## EXERCISE AIM
In the entries below, every line that contains "this" must be located and copied.

## SOURCE INFORMATION
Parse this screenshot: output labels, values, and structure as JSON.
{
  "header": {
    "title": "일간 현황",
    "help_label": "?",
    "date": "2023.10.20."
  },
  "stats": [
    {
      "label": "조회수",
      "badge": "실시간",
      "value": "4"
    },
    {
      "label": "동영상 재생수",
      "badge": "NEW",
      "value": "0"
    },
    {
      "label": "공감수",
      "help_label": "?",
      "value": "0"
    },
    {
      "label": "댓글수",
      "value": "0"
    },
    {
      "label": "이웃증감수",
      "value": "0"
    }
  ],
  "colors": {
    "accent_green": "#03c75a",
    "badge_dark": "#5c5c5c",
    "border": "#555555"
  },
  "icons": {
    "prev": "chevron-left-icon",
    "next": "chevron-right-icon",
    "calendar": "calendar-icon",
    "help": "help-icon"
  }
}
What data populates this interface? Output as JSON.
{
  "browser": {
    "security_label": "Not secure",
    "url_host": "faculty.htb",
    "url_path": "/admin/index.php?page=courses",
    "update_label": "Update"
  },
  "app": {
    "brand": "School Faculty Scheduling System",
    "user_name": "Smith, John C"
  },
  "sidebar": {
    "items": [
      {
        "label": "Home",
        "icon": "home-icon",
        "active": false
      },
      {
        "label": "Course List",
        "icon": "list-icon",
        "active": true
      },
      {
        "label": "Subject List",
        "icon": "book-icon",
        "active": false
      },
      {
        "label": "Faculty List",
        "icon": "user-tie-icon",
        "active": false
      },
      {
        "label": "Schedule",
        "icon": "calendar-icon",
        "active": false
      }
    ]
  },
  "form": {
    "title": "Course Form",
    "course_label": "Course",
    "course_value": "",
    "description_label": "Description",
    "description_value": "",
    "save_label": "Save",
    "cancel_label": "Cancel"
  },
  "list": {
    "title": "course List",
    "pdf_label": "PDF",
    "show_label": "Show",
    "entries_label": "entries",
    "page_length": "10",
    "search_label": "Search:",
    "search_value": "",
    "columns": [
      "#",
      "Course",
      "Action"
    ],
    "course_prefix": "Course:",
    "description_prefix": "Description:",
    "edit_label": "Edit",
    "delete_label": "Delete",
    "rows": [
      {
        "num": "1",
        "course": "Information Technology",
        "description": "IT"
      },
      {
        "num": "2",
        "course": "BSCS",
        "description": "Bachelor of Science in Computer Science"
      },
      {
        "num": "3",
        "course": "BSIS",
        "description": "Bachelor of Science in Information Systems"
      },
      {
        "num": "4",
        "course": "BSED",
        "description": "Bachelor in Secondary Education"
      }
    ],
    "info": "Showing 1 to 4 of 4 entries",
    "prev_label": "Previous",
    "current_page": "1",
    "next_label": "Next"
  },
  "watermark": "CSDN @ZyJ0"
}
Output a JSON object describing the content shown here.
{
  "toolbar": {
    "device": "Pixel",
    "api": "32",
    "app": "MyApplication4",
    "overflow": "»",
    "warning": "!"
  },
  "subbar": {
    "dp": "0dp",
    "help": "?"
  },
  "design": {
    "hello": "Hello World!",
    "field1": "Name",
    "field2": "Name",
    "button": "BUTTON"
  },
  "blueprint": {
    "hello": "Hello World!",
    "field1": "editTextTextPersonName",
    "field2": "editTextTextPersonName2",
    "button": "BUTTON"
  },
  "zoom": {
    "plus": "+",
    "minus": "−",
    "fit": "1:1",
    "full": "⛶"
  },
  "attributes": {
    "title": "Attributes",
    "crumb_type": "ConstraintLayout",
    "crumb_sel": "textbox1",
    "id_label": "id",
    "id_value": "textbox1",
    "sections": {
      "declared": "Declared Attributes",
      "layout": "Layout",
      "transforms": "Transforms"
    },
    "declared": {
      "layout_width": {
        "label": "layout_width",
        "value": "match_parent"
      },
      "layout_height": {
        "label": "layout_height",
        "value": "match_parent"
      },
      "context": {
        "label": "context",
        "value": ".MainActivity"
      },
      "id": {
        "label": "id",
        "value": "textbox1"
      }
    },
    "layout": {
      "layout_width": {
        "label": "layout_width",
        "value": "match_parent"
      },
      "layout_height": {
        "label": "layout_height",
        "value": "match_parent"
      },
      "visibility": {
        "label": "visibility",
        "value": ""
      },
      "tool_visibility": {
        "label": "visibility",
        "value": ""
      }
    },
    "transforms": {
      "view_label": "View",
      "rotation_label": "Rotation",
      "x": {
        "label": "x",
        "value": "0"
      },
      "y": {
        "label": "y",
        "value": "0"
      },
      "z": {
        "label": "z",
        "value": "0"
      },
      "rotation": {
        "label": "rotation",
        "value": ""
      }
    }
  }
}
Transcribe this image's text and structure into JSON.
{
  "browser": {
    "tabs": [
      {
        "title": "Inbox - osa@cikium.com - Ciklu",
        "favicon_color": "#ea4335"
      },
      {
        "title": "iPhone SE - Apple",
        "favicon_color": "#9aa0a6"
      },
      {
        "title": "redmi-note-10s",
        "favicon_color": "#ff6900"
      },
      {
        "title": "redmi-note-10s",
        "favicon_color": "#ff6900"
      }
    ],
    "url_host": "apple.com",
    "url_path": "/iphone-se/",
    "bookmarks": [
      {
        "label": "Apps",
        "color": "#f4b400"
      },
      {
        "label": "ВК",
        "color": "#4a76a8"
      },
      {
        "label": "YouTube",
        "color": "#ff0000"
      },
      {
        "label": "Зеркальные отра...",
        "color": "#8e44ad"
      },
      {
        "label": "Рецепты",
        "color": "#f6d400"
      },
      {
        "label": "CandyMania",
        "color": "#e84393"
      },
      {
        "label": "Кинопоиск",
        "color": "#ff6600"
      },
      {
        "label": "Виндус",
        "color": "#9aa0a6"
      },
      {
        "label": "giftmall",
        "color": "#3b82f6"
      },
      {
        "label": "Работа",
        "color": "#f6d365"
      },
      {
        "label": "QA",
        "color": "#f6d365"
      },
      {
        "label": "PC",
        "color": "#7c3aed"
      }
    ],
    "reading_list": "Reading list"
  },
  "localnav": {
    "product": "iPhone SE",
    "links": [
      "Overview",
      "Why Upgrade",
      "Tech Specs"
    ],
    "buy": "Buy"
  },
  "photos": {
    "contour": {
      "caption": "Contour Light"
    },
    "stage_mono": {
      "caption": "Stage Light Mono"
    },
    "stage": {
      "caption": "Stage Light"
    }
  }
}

## RESPONSE AREA
Parse this screenshot: output labels, values, and structure as JSON.
What data populates this interface? Output as JSON.
Transcribe this image's text and structure into JSON.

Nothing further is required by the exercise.